Muskie can be quite moody, so catching them can be kind of like getting the attention of your oblivious beloved on the playground. In order to get their attention and keep it, you're going to need a healthy dose of patience and some key tools.
Again, you'll need to check with your local DNR about live bait regulations, but if you're going for artificial, try these:
- Spinnerbaits with thumping blades
- Wide-wobbling spoons -- recommended colors are black or red and white
- Minnow plugs
One of the best ways to catch a muskie is to go for the famous figure-8 move. Look out over the water, imagine you're holding a pencil, and draw an 8 right there on the water.
- Cast the lure.
- Bring the lure back toward you. At this point, look a foot behind and below the lure.
- When you create the top of the 8 -- that first curve -- remember that slow and easy wins the race. Any sudden burst of excitement on your part can send the muskie away. Just don't go so slow that you stop the lure altogether, or the muskie will get bored and you will increase your frustration level ten-fold.
- Continue to make the figure 8 over and over again. Rinse and repeat.
When a tasty treat does swim by, a muskie can strike out at speeds of more than 30 miles per hour (48.28 kilometers per hour) [source: Jones]. Make sure that you're situated in such a way that you don't lose your balance. If you're lucky enough to land a huge muskie, the last thing you want is to end up in the water. So grab your poles -- and maybe some flowers and chocolates -- to lure that monster muskie out during the spawn.

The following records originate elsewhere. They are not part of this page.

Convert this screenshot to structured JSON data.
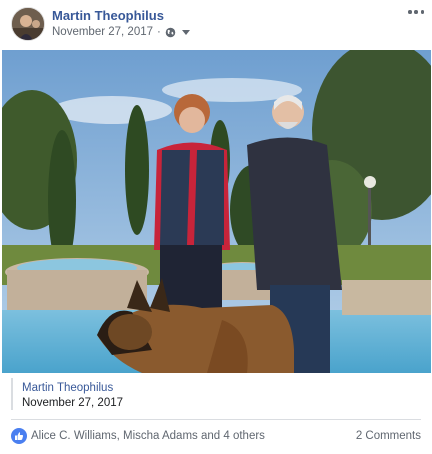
{
  "post": {
    "author": "Martin Theophilus",
    "date": "November 27, 2017",
    "separator": "·",
    "privacy_icon": "globe-icon",
    "menu_icon": "more-options-icon"
  },
  "shared": {
    "author": "Martin Theophilus",
    "date": "November 27, 2017"
  },
  "reactions": {
    "icon": "like-icon",
    "names": "Alice C. Williams, Mischa Adams and 4 others",
    "comments": "2 Comments"
  },
  "colors": {
    "link": "#385898",
    "secondary_text": "#606770",
    "like_badge": "#4a7ff0"
  }
}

For lots more information on muskie spawn, other types of fish and related topics, hook yourself onto the links on the next page.